Thermal conductivity definition

The effectiveness of a material as a thermal insulator can be expressed in terms of its thermal conductivity (TC). The energy transfer rate through a body is proportional to the temperature gradient across the body and its cross sectional area. In the limit of infinitesimal thickness and temperature difference, the fundamental law of heat conduction is:

Q = λAdT/dx

where

  • Q is the heat flow (W)
  • A is the cross-sectional area (m2)
  • dT/dx is the temperature/thickness gradient (K/m)
  • λ is defined as the thermal conductivity value (W/m. K)

Thermal conductivity λ

A substance with a large thermal conductivity value is a good conductor of heat; one with a small thermal conductivity value is a poor heat conductor i.e. a good insulator. Hence, knowledge of the thermal conductivity value (units W/m. K) allows quantitative comparisons to be made between the thermal insulation efficiencies of different materials. The most effective insulation will have very low thermal conductivity values.

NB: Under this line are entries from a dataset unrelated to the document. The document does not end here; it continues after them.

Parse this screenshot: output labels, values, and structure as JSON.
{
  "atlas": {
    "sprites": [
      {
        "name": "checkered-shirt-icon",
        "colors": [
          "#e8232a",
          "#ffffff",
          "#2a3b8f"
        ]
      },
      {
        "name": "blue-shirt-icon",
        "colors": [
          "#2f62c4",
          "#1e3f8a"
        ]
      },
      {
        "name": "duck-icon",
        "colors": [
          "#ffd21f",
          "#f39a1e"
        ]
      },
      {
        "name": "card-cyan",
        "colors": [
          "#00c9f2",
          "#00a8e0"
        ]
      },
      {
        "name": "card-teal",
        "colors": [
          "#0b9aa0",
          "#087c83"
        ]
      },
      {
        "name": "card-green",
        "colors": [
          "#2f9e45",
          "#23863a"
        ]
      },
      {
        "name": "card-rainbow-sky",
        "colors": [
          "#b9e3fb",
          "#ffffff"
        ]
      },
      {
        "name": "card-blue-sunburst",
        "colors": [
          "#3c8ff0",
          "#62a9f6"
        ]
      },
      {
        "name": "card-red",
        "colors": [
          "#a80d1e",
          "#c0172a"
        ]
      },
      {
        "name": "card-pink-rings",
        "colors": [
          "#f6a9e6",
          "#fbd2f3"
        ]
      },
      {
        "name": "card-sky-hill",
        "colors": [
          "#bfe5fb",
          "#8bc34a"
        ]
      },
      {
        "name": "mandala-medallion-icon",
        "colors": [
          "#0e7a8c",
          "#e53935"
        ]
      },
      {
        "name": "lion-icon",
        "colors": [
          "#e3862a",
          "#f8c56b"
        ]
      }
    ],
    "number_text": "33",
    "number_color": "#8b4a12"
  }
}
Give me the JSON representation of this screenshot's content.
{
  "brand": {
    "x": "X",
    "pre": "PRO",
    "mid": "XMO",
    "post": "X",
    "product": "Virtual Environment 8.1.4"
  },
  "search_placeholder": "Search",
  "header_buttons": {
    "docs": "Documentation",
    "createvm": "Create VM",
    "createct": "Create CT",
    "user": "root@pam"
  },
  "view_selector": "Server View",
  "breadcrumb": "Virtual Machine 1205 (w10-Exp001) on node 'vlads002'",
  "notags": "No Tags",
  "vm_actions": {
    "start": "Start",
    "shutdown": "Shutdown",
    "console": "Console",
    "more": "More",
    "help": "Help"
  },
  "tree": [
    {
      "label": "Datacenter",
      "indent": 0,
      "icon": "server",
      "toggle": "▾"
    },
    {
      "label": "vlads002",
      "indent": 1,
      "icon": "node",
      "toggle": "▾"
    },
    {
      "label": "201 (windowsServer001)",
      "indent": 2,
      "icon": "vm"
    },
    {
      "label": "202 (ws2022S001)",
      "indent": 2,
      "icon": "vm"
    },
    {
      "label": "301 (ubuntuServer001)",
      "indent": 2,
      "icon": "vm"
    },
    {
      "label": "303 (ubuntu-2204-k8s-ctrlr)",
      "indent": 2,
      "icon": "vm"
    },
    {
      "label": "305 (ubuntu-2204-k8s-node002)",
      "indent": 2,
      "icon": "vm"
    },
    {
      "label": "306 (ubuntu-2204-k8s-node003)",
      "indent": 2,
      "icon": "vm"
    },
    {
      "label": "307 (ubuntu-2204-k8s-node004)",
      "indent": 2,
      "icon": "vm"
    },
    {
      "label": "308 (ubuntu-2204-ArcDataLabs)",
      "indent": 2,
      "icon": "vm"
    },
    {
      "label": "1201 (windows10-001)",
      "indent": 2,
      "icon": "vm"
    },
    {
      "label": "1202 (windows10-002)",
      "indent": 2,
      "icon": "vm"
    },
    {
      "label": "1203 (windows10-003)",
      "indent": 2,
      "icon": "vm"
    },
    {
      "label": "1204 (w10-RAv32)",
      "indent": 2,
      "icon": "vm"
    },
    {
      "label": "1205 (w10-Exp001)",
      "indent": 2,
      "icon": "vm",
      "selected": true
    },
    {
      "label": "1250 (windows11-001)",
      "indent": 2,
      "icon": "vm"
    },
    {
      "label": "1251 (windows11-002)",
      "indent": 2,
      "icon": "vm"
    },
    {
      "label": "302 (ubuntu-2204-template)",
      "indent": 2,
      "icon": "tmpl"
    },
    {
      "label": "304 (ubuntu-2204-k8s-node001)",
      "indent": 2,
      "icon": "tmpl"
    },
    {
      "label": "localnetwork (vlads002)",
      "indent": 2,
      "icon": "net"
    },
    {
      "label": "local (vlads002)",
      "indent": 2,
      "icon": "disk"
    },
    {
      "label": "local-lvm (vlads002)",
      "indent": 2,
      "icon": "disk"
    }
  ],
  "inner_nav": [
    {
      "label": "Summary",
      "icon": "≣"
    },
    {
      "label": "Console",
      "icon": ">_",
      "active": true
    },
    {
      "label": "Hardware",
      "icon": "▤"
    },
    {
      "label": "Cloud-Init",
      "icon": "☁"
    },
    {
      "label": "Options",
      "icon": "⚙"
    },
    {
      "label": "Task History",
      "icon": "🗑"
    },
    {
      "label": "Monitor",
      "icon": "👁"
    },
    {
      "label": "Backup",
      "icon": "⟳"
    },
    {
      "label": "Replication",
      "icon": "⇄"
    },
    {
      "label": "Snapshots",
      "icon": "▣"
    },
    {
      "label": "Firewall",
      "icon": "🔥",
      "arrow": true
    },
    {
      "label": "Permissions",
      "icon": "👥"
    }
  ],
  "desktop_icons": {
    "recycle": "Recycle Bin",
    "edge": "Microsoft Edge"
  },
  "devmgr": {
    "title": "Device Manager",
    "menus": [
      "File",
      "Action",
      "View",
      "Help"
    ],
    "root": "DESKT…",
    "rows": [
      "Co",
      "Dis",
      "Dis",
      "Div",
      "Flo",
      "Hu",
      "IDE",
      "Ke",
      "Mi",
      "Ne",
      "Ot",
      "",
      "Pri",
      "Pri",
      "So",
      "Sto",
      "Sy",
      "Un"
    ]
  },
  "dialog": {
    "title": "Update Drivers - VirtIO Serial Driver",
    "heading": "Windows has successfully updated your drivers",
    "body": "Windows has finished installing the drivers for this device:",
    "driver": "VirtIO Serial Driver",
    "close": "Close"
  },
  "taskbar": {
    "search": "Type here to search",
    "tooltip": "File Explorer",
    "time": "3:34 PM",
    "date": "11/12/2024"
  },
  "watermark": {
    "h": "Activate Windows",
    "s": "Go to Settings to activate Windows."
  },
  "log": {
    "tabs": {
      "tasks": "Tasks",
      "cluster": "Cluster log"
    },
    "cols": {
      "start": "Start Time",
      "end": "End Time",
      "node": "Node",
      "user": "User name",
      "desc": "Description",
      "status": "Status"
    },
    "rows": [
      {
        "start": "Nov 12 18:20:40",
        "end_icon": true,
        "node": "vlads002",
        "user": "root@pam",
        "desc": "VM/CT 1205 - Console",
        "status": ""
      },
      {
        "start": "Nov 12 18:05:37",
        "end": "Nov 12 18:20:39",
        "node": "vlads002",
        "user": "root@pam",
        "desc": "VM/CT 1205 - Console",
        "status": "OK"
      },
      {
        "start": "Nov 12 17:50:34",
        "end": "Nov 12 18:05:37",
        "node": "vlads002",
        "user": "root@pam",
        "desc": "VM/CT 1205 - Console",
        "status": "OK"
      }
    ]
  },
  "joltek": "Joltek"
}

Our graphs show that Microtherm® has very low thermal conductivity values for a wide range of temperatures - in contrast with all the other material classes presented.

Thermal conductivity definition  |  Related terms  |  Measurement of Thermal conductivity